- WHAT THIS TASK INVOLVES
When you copy the entries, match them exactly and omit the pictures.

Page and application data records
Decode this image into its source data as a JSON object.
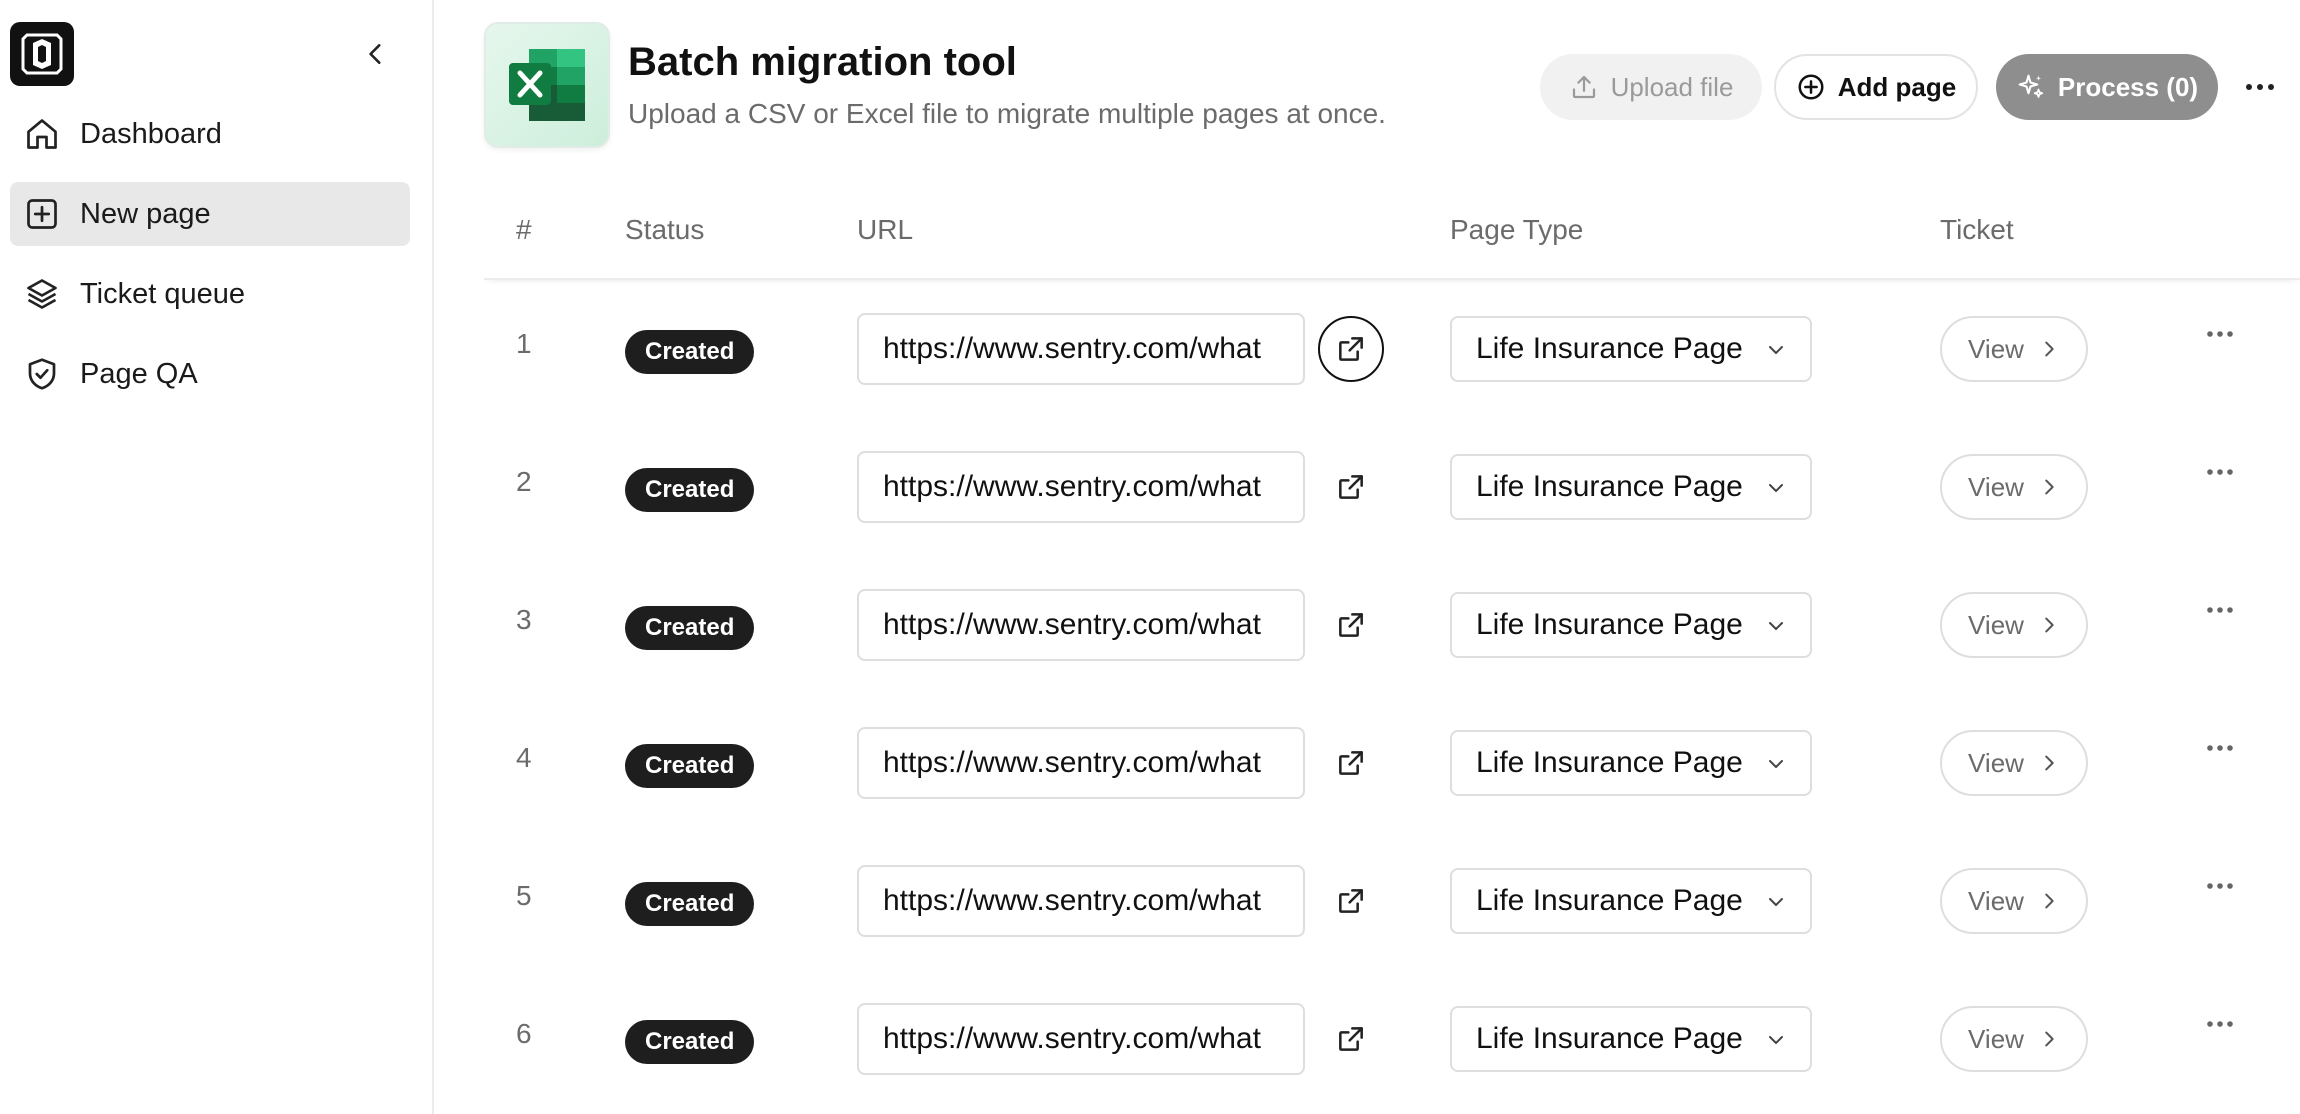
{
  "sidebar": {
    "items": [
      {
        "label": "Dashboard",
        "icon": "home-icon",
        "active": false
      },
      {
        "label": "New page",
        "icon": "plus-square-icon",
        "active": true
      },
      {
        "label": "Ticket queue",
        "icon": "layers-icon",
        "active": false
      },
      {
        "label": "Page QA",
        "icon": "shield-check-icon",
        "active": false
      }
    ]
  },
  "header": {
    "app_icon": "excel-icon",
    "title": "Batch migration tool",
    "subtitle": "Upload a CSV or Excel file to migrate multiple pages at once.",
    "upload_label": "Upload file",
    "add_label": "Add page",
    "process_label": "Process (0)"
  },
  "table": {
    "columns": [
      "#",
      "Status",
      "URL",
      "Page Type",
      "Ticket"
    ],
    "rows": [
      {
        "num": "1",
        "status": "Created",
        "url": "https://www.sentry.com/what",
        "page_type": "Life Insurance Page",
        "ticket": "View"
      },
      {
        "num": "2",
        "status": "Created",
        "url": "https://www.sentry.com/what",
        "page_type": "Life Insurance Page",
        "ticket": "View"
      },
      {
        "num": "3",
        "status": "Created",
        "url": "https://www.sentry.com/what",
        "page_type": "Life Insurance Page",
        "ticket": "View"
      },
      {
        "num": "4",
        "status": "Created",
        "url": "https://www.sentry.com/what",
        "page_type": "Life Insurance Page",
        "ticket": "View"
      },
      {
        "num": "5",
        "status": "Created",
        "url": "https://www.sentry.com/what",
        "page_type": "Life Insurance Page",
        "ticket": "View"
      },
      {
        "num": "6",
        "status": "Created",
        "url": "https://www.sentry.com/what",
        "page_type": "Life Insurance Page",
        "ticket": "View"
      }
    ]
  },
  "colors": {
    "accent_dark": "#1e1e1e",
    "process_button": "#8e8e8e",
    "excel_green": "#1f7a45"
  }
}
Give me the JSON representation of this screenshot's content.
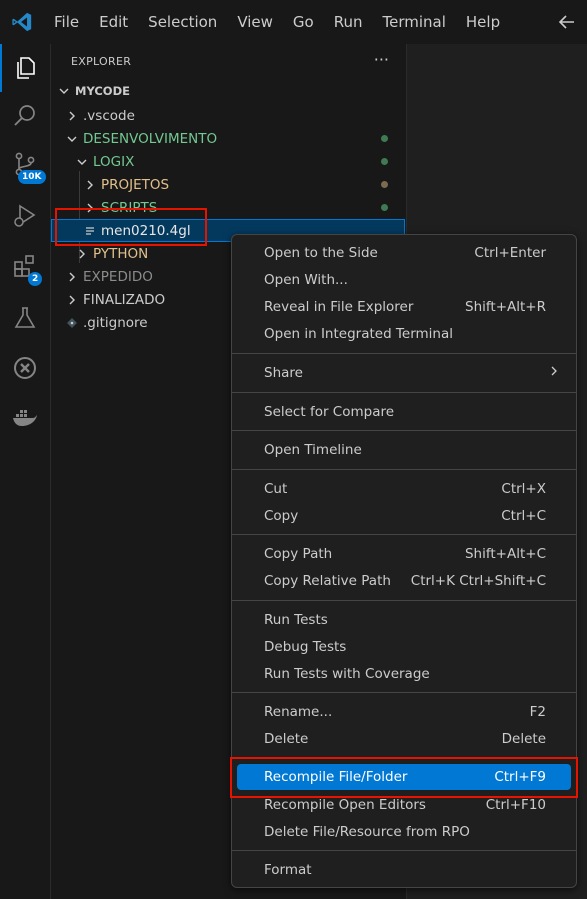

- ANSWER BOX
Decode this image into its source data as a JSON object.
{
  "sidebar": {
    "items": [
      {
        "label": "Dashboard",
        "icon": "home-icon",
        "active": false
      },
      {
        "label": "New page",
        "icon": "plus-square-icon",
        "active": true
      },
      {
        "label": "Ticket queue",
        "icon": "layers-icon",
        "active": false
      },
      {
        "label": "Page QA",
        "icon": "shield-check-icon",
        "active": false
      }
    ]
  },
  "header": {
    "app_icon": "excel-icon",
    "title": "Batch migration tool",
    "subtitle": "Upload a CSV or Excel file to migrate multiple pages at once.",
    "upload_label": "Upload file",
    "add_label": "Add page",
    "process_label": "Process (0)"
  },
  "table": {
    "columns": [
      "#",
      "Status",
      "URL",
      "Page Type",
      "Ticket"
    ],
    "rows": [
      {
        "num": "1",
        "status": "Created",
        "url": "https://www.sentry.com/what",
        "page_type": "Life Insurance Page",
        "ticket": "View"
      },
      {
        "num": "2",
        "status": "Created",
        "url": "https://www.sentry.com/what",
        "page_type": "Life Insurance Page",
        "ticket": "View"
      },
      {
        "num": "3",
        "status": "Created",
        "url": "https://www.sentry.com/what",
        "page_type": "Life Insurance Page",
        "ticket": "View"
      },
      {
        "num": "4",
        "status": "Created",
        "url": "https://www.sentry.com/what",
        "page_type": "Life Insurance Page",
        "ticket": "View"
      },
      {
        "num": "5",
        "status": "Created",
        "url": "https://www.sentry.com/what",
        "page_type": "Life Insurance Page",
        "ticket": "View"
      },
      {
        "num": "6",
        "status": "Created",
        "url": "https://www.sentry.com/what",
        "page_type": "Life Insurance Page",
        "ticket": "View"
      }
    ]
  },
  "colors": {
    "accent_dark": "#1e1e1e",
    "process_button": "#8e8e8e",
    "excel_green": "#1f7a45"
  }
}
Give me the JSON representation of this screenshot's content.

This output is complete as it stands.